At first I thought I could just delete, reboot, and reinstall Audacity to fix the problem, but even after that, Audacity would go through the same cycle. Naively, I thought I could navigate to a temp directory and find a file that Audacity was trying to restore, but there was no such file, anywhere that I could find. (I did have to use the Terminal to turn on hidden files to do this, and even then, I imagine I’m not seeing everything. But I gave up after an hour of searching directories and trying to Spotlight something.) As a last resort, I rolled back a few versions of Audacity, hoping that an older one would point to a different tempt folder, and not try to restore these files. But every version I can get successfully loaded onto this machine keeps trying to restore.
When Audacity is loaded onto a computer, it is clearly putting meta-data somewhere, that it then refers to with nearly every version of the software, that contains the information about restoring projects during a crash scenario. But how I can clear that cache, and where that meta-data is stored, is beyond this user to figure out at this stage in the game. I should add that Audacity is not entirely useless to me. If I am willing to wait through the process of it trying to recover everything, a cycle that takes a good minute, I can use Audacity – eventually – provided I’m willing to put up with it being more unstable and crash-prone while using it.
In other words: I can’t get attached to my editing on this machine anymore. Half the time, I don’t get very far.
Now. Deep Breath.
I have not yet exhausted the possibilities. There is, very likely, a solution out there somewhere, and with enough patience and Googling I could get to the bottom of that. Part of the problem is how to define it. Searching for the error code brings up problems that are like mine, but not the same. Searching for “␀” characters issues gets at some of the problem, but not entirely. Searching for files that won’t delete gets me part of the way there again, but these “invalid arguments” that I keep encountering are driving me up the wall. There is a taxonomy to this problem I have yet to learn, and because of that, I have a “␀” character in my own understanding of the issue. I can’t even get at it until I learn what that is, and that is not going to come with a few minutes Googling here and there when I have free time, but with a deep-dive into how these things work on a very granular level.
I’m not computer illiterate. If I have a set of instructions I can follow them, and I usually have no problems fixing basic problems with easily understood symptoms. But this problem very quickly escalated to well outside of my expertise. I would love to be able to spend a few years learning this stuff in and out, and I have some ideas for Apps and software that I could make if I were to ever go down that road, and I could leverage that into an item I could offer in conjunction with my writing and radio projects. But that’s not the hobby I signed up for. I want to write, not learn computer science, as interesting as it is.

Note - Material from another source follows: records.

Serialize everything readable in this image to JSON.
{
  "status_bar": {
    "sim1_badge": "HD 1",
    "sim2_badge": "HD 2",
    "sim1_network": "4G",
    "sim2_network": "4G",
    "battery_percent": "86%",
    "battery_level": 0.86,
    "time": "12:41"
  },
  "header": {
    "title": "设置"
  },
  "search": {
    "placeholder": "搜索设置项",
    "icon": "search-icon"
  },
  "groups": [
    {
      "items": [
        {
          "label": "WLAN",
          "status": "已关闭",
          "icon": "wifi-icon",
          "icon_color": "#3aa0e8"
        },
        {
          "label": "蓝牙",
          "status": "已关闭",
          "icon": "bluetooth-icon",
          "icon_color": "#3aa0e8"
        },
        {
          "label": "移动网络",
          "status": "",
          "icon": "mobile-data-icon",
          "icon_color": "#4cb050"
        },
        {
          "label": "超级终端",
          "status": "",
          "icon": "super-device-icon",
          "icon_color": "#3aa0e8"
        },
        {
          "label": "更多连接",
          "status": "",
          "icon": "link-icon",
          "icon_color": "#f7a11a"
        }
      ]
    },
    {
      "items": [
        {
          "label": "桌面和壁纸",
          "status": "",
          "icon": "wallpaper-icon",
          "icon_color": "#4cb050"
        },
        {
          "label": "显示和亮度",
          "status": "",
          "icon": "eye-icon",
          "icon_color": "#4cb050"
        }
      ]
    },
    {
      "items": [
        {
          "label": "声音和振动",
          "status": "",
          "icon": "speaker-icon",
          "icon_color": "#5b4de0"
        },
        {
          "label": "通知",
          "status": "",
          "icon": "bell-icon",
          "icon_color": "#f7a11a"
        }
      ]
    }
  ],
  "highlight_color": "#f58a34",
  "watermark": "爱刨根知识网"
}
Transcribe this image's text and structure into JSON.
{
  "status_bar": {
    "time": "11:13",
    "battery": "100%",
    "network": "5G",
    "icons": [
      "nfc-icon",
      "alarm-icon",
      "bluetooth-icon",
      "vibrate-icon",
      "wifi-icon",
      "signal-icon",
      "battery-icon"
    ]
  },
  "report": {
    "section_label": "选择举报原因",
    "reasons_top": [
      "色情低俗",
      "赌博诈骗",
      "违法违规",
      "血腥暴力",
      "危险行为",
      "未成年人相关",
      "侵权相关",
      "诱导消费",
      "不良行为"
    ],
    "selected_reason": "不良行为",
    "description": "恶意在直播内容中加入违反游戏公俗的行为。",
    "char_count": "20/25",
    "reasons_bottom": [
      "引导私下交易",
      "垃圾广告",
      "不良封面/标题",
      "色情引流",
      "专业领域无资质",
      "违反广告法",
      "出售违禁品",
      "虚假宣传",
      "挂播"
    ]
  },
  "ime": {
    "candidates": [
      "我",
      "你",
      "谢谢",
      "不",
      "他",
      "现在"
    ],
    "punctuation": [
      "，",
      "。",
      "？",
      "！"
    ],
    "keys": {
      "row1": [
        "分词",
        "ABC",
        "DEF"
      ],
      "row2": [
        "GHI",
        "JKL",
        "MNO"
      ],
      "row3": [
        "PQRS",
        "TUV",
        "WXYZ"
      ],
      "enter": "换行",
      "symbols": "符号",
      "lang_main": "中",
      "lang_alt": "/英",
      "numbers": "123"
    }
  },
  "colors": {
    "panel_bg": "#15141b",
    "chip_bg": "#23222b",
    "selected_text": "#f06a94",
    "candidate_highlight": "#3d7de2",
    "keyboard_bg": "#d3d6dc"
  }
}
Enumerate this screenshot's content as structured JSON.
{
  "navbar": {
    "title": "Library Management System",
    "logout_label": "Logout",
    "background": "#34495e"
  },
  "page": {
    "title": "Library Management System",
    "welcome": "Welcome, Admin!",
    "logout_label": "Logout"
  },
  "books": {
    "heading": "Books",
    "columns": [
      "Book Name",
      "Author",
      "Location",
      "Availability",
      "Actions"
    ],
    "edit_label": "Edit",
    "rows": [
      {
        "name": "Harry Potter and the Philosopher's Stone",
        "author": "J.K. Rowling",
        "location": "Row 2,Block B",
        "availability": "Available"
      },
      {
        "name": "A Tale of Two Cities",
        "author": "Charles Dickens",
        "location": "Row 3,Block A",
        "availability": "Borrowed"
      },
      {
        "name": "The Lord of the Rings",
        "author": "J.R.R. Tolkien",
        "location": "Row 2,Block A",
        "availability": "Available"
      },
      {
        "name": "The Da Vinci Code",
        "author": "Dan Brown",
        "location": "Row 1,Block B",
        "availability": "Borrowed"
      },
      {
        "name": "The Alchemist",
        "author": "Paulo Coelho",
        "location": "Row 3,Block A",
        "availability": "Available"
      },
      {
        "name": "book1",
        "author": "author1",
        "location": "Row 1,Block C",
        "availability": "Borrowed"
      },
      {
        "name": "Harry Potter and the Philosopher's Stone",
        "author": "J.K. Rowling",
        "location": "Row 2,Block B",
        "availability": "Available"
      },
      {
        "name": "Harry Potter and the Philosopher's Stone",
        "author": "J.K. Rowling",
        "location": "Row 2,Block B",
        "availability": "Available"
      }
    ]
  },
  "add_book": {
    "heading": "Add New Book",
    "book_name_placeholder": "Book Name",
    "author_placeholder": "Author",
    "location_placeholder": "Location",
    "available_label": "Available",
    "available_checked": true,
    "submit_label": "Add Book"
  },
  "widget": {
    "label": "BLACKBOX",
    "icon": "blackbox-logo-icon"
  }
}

My hope is that someone out there reads this, knows the solution, and would be able to get in touch with me. I would like to have Audacity back, and I’d like to be rid of these files (short of a Nuke & Repave, which I am considering). I don’t have much to offer as a way of saying thanks, but I would gladly send you some home made granola if you could fix my problem, and I would immortalize you in a blog post as a means of thanks.